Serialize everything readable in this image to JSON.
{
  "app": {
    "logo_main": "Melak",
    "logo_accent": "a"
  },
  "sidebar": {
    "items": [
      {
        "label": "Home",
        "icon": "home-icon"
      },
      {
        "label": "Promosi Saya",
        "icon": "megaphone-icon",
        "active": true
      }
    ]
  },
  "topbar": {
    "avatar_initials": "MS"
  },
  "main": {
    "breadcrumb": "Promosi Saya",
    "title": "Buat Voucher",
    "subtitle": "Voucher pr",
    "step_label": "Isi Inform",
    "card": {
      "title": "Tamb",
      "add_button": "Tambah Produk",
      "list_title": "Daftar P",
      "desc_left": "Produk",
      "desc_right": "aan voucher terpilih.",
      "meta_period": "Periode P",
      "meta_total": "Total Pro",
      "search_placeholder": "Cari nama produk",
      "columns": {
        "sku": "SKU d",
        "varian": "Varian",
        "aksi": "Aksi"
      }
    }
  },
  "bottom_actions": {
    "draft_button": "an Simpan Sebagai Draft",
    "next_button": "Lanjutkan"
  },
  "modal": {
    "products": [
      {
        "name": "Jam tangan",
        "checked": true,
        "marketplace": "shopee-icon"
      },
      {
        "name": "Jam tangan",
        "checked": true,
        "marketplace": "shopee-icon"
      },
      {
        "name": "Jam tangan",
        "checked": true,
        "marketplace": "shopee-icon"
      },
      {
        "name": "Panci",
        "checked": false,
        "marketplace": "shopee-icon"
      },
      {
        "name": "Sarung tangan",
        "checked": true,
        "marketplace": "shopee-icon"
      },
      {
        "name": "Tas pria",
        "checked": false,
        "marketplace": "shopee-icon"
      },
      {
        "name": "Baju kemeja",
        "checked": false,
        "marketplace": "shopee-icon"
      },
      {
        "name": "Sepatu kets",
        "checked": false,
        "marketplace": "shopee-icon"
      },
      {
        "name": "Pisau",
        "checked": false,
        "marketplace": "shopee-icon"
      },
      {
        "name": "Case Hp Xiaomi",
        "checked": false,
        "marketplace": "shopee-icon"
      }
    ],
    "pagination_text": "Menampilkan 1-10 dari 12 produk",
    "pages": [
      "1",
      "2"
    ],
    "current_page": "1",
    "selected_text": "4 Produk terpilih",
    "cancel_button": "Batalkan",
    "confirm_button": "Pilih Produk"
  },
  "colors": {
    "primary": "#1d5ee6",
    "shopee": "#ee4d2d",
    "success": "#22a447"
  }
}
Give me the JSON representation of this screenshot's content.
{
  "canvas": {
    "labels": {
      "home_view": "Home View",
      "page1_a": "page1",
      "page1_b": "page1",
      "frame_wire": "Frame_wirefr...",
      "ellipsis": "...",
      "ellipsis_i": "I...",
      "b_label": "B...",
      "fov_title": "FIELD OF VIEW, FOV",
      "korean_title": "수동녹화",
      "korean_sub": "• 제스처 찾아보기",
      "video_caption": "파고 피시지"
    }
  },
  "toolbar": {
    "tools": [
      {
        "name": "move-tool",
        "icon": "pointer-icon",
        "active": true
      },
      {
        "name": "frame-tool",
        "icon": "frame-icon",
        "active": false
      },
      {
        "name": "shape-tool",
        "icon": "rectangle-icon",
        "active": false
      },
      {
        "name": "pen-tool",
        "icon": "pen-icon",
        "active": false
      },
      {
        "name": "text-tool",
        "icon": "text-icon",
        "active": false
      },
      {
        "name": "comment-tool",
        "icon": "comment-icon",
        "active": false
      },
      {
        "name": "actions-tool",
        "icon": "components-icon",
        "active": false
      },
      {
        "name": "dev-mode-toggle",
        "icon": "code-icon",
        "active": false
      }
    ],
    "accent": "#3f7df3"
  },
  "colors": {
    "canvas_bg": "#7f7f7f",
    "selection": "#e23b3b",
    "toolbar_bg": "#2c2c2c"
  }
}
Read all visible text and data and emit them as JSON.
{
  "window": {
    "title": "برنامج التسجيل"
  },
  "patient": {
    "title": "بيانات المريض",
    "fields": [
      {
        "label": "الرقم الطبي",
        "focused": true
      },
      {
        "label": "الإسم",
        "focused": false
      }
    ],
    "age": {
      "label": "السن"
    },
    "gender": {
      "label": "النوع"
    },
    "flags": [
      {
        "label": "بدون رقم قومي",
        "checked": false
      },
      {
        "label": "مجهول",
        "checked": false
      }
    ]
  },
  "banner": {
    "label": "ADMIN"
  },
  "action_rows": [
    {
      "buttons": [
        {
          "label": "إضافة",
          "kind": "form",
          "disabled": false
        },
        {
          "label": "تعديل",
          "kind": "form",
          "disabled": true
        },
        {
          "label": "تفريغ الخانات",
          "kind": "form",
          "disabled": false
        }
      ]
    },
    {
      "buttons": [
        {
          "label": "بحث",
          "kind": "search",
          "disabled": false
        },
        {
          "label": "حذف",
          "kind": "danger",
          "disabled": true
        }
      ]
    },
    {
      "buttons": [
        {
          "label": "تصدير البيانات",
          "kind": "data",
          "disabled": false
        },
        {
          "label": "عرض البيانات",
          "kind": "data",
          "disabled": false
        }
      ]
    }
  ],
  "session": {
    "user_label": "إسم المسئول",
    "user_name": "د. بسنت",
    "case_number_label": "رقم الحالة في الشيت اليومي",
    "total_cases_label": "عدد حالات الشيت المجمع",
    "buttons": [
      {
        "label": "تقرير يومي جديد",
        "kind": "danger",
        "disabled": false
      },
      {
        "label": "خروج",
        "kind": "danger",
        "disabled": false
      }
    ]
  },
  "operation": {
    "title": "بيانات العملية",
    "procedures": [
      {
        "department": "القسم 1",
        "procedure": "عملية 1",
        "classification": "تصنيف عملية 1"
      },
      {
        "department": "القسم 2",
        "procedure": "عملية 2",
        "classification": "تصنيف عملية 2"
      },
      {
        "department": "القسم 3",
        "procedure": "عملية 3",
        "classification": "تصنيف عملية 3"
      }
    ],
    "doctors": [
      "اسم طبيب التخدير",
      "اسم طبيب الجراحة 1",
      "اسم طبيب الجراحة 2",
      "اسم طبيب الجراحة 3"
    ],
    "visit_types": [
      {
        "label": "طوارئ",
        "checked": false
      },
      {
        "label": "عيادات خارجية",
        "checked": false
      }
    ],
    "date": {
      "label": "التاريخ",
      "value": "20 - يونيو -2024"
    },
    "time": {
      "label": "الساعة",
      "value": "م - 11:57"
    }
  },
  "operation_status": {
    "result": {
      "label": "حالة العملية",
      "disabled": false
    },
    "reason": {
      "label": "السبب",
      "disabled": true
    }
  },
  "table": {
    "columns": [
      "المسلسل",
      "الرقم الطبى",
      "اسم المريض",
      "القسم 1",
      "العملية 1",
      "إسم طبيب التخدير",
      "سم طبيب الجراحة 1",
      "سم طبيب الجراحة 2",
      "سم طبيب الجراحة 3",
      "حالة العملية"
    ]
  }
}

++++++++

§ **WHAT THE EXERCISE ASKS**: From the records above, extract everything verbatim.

§ **RESPONSE TO THE TASK**:
Serialize everything readable in this image to JSON.
{
  "app": {
    "logo_main": "Melak",
    "logo_accent": "a"
  },
  "sidebar": {
    "items": [
      {
        "label": "Home",
        "icon": "home-icon"
      },
      {
        "label": "Promosi Saya",
        "icon": "megaphone-icon",
        "active": true
      }
    ]
  },
  "topbar": {
    "avatar_initials": "MS"
  },
  "main": {
    "breadcrumb": "Promosi Saya",
    "title": "Buat Voucher",
    "subtitle": "Voucher pr",
    "step_label": "Isi Inform",
    "card": {
      "title": "Tamb",
      "add_button": "Tambah Produk",
      "list_title": "Daftar P",
      "desc_left": "Produk",
      "desc_right": "aan voucher terpilih.",
      "meta_period": "Periode P",
      "meta_total": "Total Pro",
      "search_placeholder": "Cari nama produk",
      "columns": {
        "sku": "SKU d",
        "varian": "Varian",
        "aksi": "Aksi"
      }
    }
  },
  "bottom_actions": {
    "draft_button": "an Simpan Sebagai Draft",
    "next_button": "Lanjutkan"
  },
  "modal": {
    "products": [
      {
        "name": "Jam tangan",
        "checked": true,
        "marketplace": "shopee-icon"
      },
      {
        "name": "Jam tangan",
        "checked": true,
        "marketplace": "shopee-icon"
      },
      {
        "name": "Jam tangan",
        "checked": true,
        "marketplace": "shopee-icon"
      },
      {
        "name": "Panci",
        "checked": false,
        "marketplace": "shopee-icon"
      },
      {
        "name": "Sarung tangan",
        "checked": true,
        "marketplace": "shopee-icon"
      },
      {
        "name": "Tas pria",
        "checked": false,
        "marketplace": "shopee-icon"
      },
      {
        "name": "Baju kemeja",
        "checked": false,
        "marketplace": "shopee-icon"
      },
      {
        "name": "Sepatu kets",
        "checked": false,
        "marketplace": "shopee-icon"
      },
      {
        "name": "Pisau",
        "checked": false,
        "marketplace": "shopee-icon"
      },
      {
        "name": "Case Hp Xiaomi",
        "checked": false,
        "marketplace": "shopee-icon"
      }
    ],
    "pagination_text": "Menampilkan 1-10 dari 12 produk",
    "pages": [
      "1",
      "2"
    ],
    "current_page": "1",
    "selected_text": "4 Produk terpilih",
    "cancel_button": "Batalkan",
    "confirm_button": "Pilih Produk"
  },
  "colors": {
    "primary": "#1d5ee6",
    "shopee": "#ee4d2d",
    "success": "#22a447"
  }
}
Give me the JSON representation of this screenshot's content.
{
  "canvas": {
    "labels": {
      "home_view": "Home View",
      "page1_a": "page1",
      "page1_b": "page1",
      "frame_wire": "Frame_wirefr...",
      "ellipsis": "...",
      "ellipsis_i": "I...",
      "b_label": "B...",
      "fov_title": "FIELD OF VIEW, FOV",
      "korean_title": "수동녹화",
      "korean_sub": "• 제스처 찾아보기",
      "video_caption": "파고 피시지"
    }
  },
  "toolbar": {
    "tools": [
      {
        "name": "move-tool",
        "icon": "pointer-icon",
        "active": true
      },
      {
        "name": "frame-tool",
        "icon": "frame-icon",
        "active": false
      },
      {
        "name": "shape-tool",
        "icon": "rectangle-icon",
        "active": false
      },
      {
        "name": "pen-tool",
        "icon": "pen-icon",
        "active": false
      },
      {
        "name": "text-tool",
        "icon": "text-icon",
        "active": false
      },
      {
        "name": "comment-tool",
        "icon": "comment-icon",
        "active": false
      },
      {
        "name": "actions-tool",
        "icon": "components-icon",
        "active": false
      },
      {
        "name": "dev-mode-toggle",
        "icon": "code-icon",
        "active": false
      }
    ],
    "accent": "#3f7df3"
  },
  "colors": {
    "canvas_bg": "#7f7f7f",
    "selection": "#e23b3b",
    "toolbar_bg": "#2c2c2c"
  }
}
Read all visible text and data and emit them as JSON.
{
  "window": {
    "title": "برنامج التسجيل"
  },
  "patient": {
    "title": "بيانات المريض",
    "fields": [
      {
        "label": "الرقم الطبي",
        "focused": true
      },
      {
        "label": "الإسم",
        "focused": false
      }
    ],
    "age": {
      "label": "السن"
    },
    "gender": {
      "label": "النوع"
    },
    "flags": [
      {
        "label": "بدون رقم قومي",
        "checked": false
      },
      {
        "label": "مجهول",
        "checked": false
      }
    ]
  },
  "banner": {
    "label": "ADMIN"
  },
  "action_rows": [
    {
      "buttons": [
        {
          "label": "إضافة",
          "kind": "form",
          "disabled": false
        },
        {
          "label": "تعديل",
          "kind": "form",
          "disabled": true
        },
        {
          "label": "تفريغ الخانات",
          "kind": "form",
          "disabled": false
        }
      ]
    },
    {
      "buttons": [
        {
          "label": "بحث",
          "kind": "search",
          "disabled": false
        },
        {
          "label": "حذف",
          "kind": "danger",
          "disabled": true
        }
      ]
    },
    {
      "buttons": [
        {
          "label": "تصدير البيانات",
          "kind": "data",
          "disabled": false
        },
        {
          "label": "عرض البيانات",
          "kind": "data",
          "disabled": false
        }
      ]
    }
  ],
  "session": {
    "user_label": "إسم المسئول",
    "user_name": "د. بسنت",
    "case_number_label": "رقم الحالة في الشيت اليومي",
    "total_cases_label": "عدد حالات الشيت المجمع",
    "buttons": [
      {
        "label": "تقرير يومي جديد",
        "kind": "danger",
        "disabled": false
      },
      {
        "label": "خروج",
        "kind": "danger",
        "disabled": false
      }
    ]
  },
  "operation": {
    "title": "بيانات العملية",
    "procedures": [
      {
        "department": "القسم 1",
        "procedure": "عملية 1",
        "classification": "تصنيف عملية 1"
      },
      {
        "department": "القسم 2",
        "procedure": "عملية 2",
        "classification": "تصنيف عملية 2"
      },
      {
        "department": "القسم 3",
        "procedure": "عملية 3",
        "classification": "تصنيف عملية 3"
      }
    ],
    "doctors": [
      "اسم طبيب التخدير",
      "اسم طبيب الجراحة 1",
      "اسم طبيب الجراحة 2",
      "اسم طبيب الجراحة 3"
    ],
    "visit_types": [
      {
        "label": "طوارئ",
        "checked": false
      },
      {
        "label": "عيادات خارجية",
        "checked": false
      }
    ],
    "date": {
      "label": "التاريخ",
      "value": "20 - يونيو -2024"
    },
    "time": {
      "label": "الساعة",
      "value": "م - 11:57"
    }
  },
  "operation_status": {
    "result": {
      "label": "حالة العملية",
      "disabled": false
    },
    "reason": {
      "label": "السبب",
      "disabled": true
    }
  },
  "table": {
    "columns": [
      "المسلسل",
      "الرقم الطبى",
      "اسم المريض",
      "القسم 1",
      "العملية 1",
      "إسم طبيب التخدير",
      "سم طبيب الجراحة 1",
      "سم طبيب الجراحة 2",
      "سم طبيب الجراحة 3",
      "حالة العملية"
    ]
  }
}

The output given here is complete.